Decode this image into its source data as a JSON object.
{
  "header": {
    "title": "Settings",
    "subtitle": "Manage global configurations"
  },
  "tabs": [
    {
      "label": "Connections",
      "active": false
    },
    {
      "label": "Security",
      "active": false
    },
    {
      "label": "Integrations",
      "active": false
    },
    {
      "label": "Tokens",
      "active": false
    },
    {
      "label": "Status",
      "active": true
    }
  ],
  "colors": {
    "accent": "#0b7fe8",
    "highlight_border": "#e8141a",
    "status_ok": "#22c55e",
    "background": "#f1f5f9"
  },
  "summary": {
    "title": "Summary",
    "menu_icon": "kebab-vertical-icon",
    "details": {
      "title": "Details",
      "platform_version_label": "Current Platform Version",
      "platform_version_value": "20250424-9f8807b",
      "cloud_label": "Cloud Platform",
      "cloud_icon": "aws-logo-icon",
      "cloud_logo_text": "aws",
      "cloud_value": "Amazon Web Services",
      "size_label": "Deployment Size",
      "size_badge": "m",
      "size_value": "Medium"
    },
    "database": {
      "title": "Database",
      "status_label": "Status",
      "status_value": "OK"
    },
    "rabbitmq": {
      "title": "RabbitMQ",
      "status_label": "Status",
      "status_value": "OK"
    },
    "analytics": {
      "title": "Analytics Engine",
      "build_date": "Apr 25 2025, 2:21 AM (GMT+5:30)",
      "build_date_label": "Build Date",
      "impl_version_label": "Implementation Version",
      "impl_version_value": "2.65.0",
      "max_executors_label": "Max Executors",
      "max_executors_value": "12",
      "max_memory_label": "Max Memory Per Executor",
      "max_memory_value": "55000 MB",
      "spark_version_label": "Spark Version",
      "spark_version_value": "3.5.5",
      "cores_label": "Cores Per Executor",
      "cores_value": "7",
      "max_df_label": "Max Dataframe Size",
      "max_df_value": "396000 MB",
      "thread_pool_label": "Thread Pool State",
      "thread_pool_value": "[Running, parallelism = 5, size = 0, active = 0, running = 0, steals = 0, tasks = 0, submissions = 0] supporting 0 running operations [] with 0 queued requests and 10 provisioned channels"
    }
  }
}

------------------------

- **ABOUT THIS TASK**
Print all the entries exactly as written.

- **EXERCISE RESULT**
Decode this image into its source data as a JSON object.
{
  "header": {
    "title": "Settings",
    "subtitle": "Manage global configurations"
  },
  "tabs": [
    {
      "label": "Connections",
      "active": false
    },
    {
      "label": "Security",
      "active": false
    },
    {
      "label": "Integrations",
      "active": false
    },
    {
      "label": "Tokens",
      "active": false
    },
    {
      "label": "Status",
      "active": true
    }
  ],
  "colors": {
    "accent": "#0b7fe8",
    "highlight_border": "#e8141a",
    "status_ok": "#22c55e",
    "background": "#f1f5f9"
  },
  "summary": {
    "title": "Summary",
    "menu_icon": "kebab-vertical-icon",
    "details": {
      "title": "Details",
      "platform_version_label": "Current Platform Version",
      "platform_version_value": "20250424-9f8807b",
      "cloud_label": "Cloud Platform",
      "cloud_icon": "aws-logo-icon",
      "cloud_logo_text": "aws",
      "cloud_value": "Amazon Web Services",
      "size_label": "Deployment Size",
      "size_badge": "m",
      "size_value": "Medium"
    },
    "database": {
      "title": "Database",
      "status_label": "Status",
      "status_value": "OK"
    },
    "rabbitmq": {
      "title": "RabbitMQ",
      "status_label": "Status",
      "status_value": "OK"
    },
    "analytics": {
      "title": "Analytics Engine",
      "build_date": "Apr 25 2025, 2:21 AM (GMT+5:30)",
      "build_date_label": "Build Date",
      "impl_version_label": "Implementation Version",
      "impl_version_value": "2.65.0",
      "max_executors_label": "Max Executors",
      "max_executors_value": "12",
      "max_memory_label": "Max Memory Per Executor",
      "max_memory_value": "55000 MB",
      "spark_version_label": "Spark Version",
      "spark_version_value": "3.5.5",
      "cores_label": "Cores Per Executor",
      "cores_value": "7",
      "max_df_label": "Max Dataframe Size",
      "max_df_value": "396000 MB",
      "thread_pool_label": "Thread Pool State",
      "thread_pool_value": "[Running, parallelism = 5, size = 0, active = 0, running = 0, steals = 0, tasks = 0, submissions = 0] supporting 0 running operations [] with 0 queued requests and 10 provisioned channels"
    }
  }
}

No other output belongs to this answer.